The ex-president of Mexico, Luis Echeverría, is considered the founding father of San Pancho because of his dedication to developing the town. San Pancho has always had a certain charm, which is evident by the fact that President Echeverría loved San Pancho so much, that he decided to make it the site of his family’s vacation retreat. While most towns along the coast of the Banderas Bay and the Riviera Nayarit are known as fishing villages, San Pancho has its roots in both ranching and fishing.
While president, Luis Echeverría dedicated his time to developing San Pancho into a model, self-sufficient village that other third-world countries could look to as an example. In fact, his inspiration can still be seen throughout the town. The name of San Pancho’s main street is called Tercer Mundo (Third World) and the names of all other streets are third-world countries and continents.
He funded numerous projects, including:
• Housing for the villagers
• A state-of-the-art teaching hospital
• An agriculture university
• A fruit processing factory for local, tropical fruits
• A fish processing center
However, after President Echeverría’s term was completed, he left the country and therefore San Pancho and his estate were abandoned. There was no more funding or support to continue the development of San Pancho: The factory ceased to operate, the University closed, and the town’s inhabitants were forced to leave their jobs at the factories and return to fishing and raising livestock.
Current Growth and Interest in San Pancho and the Banderas Bay Region
In recent years, as popularity in Puerto Vallarta has grown exponentially, more people have grown interested in exploring more quiet, untouched towns to the North.

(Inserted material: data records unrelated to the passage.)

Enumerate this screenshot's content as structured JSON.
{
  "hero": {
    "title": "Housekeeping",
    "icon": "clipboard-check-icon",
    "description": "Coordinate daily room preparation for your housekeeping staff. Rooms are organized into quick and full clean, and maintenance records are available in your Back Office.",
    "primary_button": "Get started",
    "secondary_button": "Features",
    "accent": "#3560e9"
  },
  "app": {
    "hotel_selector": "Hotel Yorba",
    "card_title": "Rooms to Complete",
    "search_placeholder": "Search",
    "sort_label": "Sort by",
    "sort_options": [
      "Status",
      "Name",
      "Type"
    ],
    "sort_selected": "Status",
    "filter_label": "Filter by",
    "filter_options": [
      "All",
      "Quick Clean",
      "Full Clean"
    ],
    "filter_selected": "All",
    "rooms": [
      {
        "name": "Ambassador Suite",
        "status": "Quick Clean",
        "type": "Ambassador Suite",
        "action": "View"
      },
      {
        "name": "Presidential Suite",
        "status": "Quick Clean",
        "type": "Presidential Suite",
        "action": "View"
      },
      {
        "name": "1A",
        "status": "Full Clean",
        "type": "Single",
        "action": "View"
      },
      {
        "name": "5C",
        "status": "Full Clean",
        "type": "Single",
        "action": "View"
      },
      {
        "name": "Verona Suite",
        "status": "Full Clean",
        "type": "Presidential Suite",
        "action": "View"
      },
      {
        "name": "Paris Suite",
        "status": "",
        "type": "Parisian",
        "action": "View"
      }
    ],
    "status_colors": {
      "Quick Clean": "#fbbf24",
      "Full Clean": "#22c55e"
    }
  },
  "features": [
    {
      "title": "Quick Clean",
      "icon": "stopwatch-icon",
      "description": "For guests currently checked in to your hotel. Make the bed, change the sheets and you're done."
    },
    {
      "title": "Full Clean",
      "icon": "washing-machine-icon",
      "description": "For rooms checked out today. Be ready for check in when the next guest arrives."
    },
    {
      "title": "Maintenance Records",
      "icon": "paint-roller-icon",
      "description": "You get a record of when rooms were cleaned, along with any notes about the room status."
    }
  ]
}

Fortunately for San Pancho, growth has not matched that of its surrounding neighbors and allows the town to retain its unique qualities as a community. Currently, San Pancho continues to be an example in the region with projects like a non-profit community center, called EntreAmigos, and is also referred to as the Cultural Capital of the Riviera Nayarit.